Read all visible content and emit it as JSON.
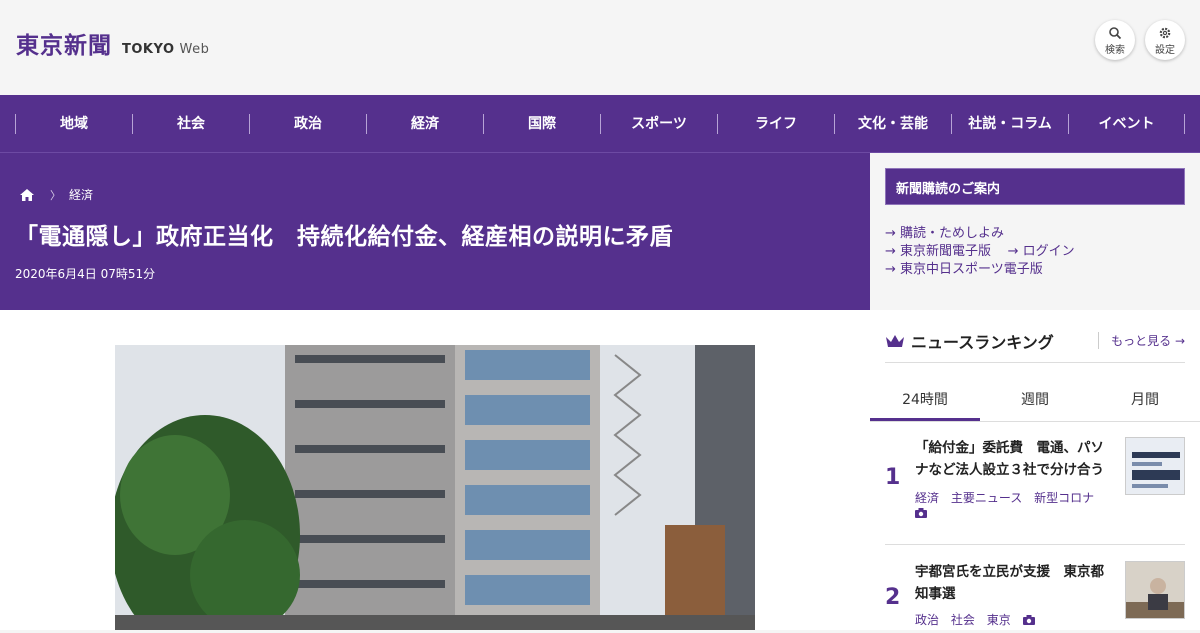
{
  "header": {
    "logo_jp": "東京新聞",
    "logo_en": "TOKYO",
    "logo_web": "Web",
    "search_label": "検索",
    "settings_label": "設定"
  },
  "nav": [
    "地域",
    "社会",
    "政治",
    "経済",
    "国際",
    "スポーツ",
    "ライフ",
    "文化・芸能",
    "社説・コラム",
    "イベント"
  ],
  "breadcrumb": {
    "section": "経済"
  },
  "article": {
    "headline": "「電通隠し」政府正当化　持続化給付金、経産相の説明に矛盾",
    "date": "2020年6月4日 07時51分"
  },
  "sidebar": {
    "subscribe_title": "新聞購読のご案内",
    "links": {
      "trial": "購読・ためしよみ",
      "digital": "東京新聞電子版",
      "login": "ログイン",
      "sports": "東京中日スポーツ電子版"
    },
    "ranking": {
      "title": "ニュースランキング",
      "more": "もっと見る",
      "tabs": [
        "24時間",
        "週間",
        "月間"
      ],
      "items": [
        {
          "rank": "1",
          "title": "「給付金」委託費　電通、パソナなど法人設立３社で分け合う",
          "tags": [
            "経済",
            "主要ニュース",
            "新型コロナ"
          ]
        },
        {
          "rank": "2",
          "title": "宇都宮氏を立民が支援　東京都知事選",
          "tags": [
            "政治",
            "社会",
            "東京"
          ]
        }
      ]
    }
  },
  "colors": {
    "brand": "#55308d",
    "background": "#f5f5f5"
  }
}
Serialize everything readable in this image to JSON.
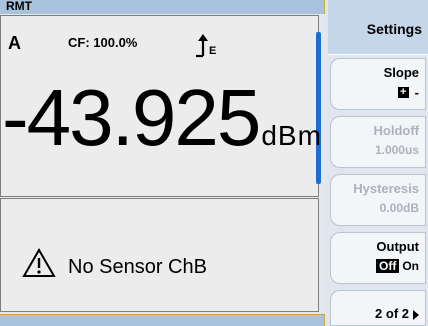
{
  "status": {
    "mode": "RMT"
  },
  "measurement": {
    "channel": "A",
    "cal_factor": "CF: 100.0%",
    "trigger_marker": "E",
    "value": "-43.925",
    "unit": "dBm"
  },
  "lower_window": {
    "message": "No Sensor ChB",
    "icon": "warning-triangle-icon"
  },
  "menu": {
    "title": "Settings",
    "slope": {
      "label": "Slope",
      "positive_symbol": "+",
      "negative_symbol": "-",
      "selected": "+"
    },
    "holdoff": {
      "label": "Holdoff",
      "value": "1.000us",
      "enabled": false
    },
    "hysteresis": {
      "label": "Hysteresis",
      "value": "0.00dB",
      "enabled": false
    },
    "output": {
      "label": "Output",
      "off_label": "Off",
      "on_label": "On",
      "selected": "Off"
    },
    "page": {
      "label": "2 of 2"
    }
  },
  "colors": {
    "accent": "#1f6fd1",
    "strip": "#a9c3dc",
    "disabled_text": "#aab2ba"
  }
}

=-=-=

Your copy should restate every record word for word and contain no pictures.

## Task result
Read all visible content and emit it as JSON.
{
  "header": {
    "logo_jp": "東京新聞",
    "logo_en": "TOKYO",
    "logo_web": "Web",
    "search_label": "検索",
    "settings_label": "設定"
  },
  "nav": [
    "地域",
    "社会",
    "政治",
    "経済",
    "国際",
    "スポーツ",
    "ライフ",
    "文化・芸能",
    "社説・コラム",
    "イベント"
  ],
  "breadcrumb": {
    "section": "経済"
  },
  "article": {
    "headline": "「電通隠し」政府正当化　持続化給付金、経産相の説明に矛盾",
    "date": "2020年6月4日 07時51分"
  },
  "sidebar": {
    "subscribe_title": "新聞購読のご案内",
    "links": {
      "trial": "購読・ためしよみ",
      "digital": "東京新聞電子版",
      "login": "ログイン",
      "sports": "東京中日スポーツ電子版"
    },
    "ranking": {
      "title": "ニュースランキング",
      "more": "もっと見る",
      "tabs": [
        "24時間",
        "週間",
        "月間"
      ],
      "items": [
        {
          "rank": "1",
          "title": "「給付金」委託費　電通、パソナなど法人設立３社で分け合う",
          "tags": [
            "経済",
            "主要ニュース",
            "新型コロナ"
          ]
        },
        {
          "rank": "2",
          "title": "宇都宮氏を立民が支援　東京都知事選",
          "tags": [
            "政治",
            "社会",
            "東京"
          ]
        }
      ]
    }
  },
  "colors": {
    "brand": "#55308d",
    "background": "#f5f5f5"
  }
}
Serialize everything readable in this image to JSON.
{
  "status": {
    "mode": "RMT"
  },
  "measurement": {
    "channel": "A",
    "cal_factor": "CF: 100.0%",
    "trigger_marker": "E",
    "value": "-43.925",
    "unit": "dBm"
  },
  "lower_window": {
    "message": "No Sensor ChB",
    "icon": "warning-triangle-icon"
  },
  "menu": {
    "title": "Settings",
    "slope": {
      "label": "Slope",
      "positive_symbol": "+",
      "negative_symbol": "-",
      "selected": "+"
    },
    "holdoff": {
      "label": "Holdoff",
      "value": "1.000us",
      "enabled": false
    },
    "hysteresis": {
      "label": "Hysteresis",
      "value": "0.00dB",
      "enabled": false
    },
    "output": {
      "label": "Output",
      "off_label": "Off",
      "on_label": "On",
      "selected": "Off"
    },
    "page": {
      "label": "2 of 2"
    }
  },
  "colors": {
    "accent": "#1f6fd1",
    "strip": "#a9c3dc",
    "disabled_text": "#aab2ba"
  }
}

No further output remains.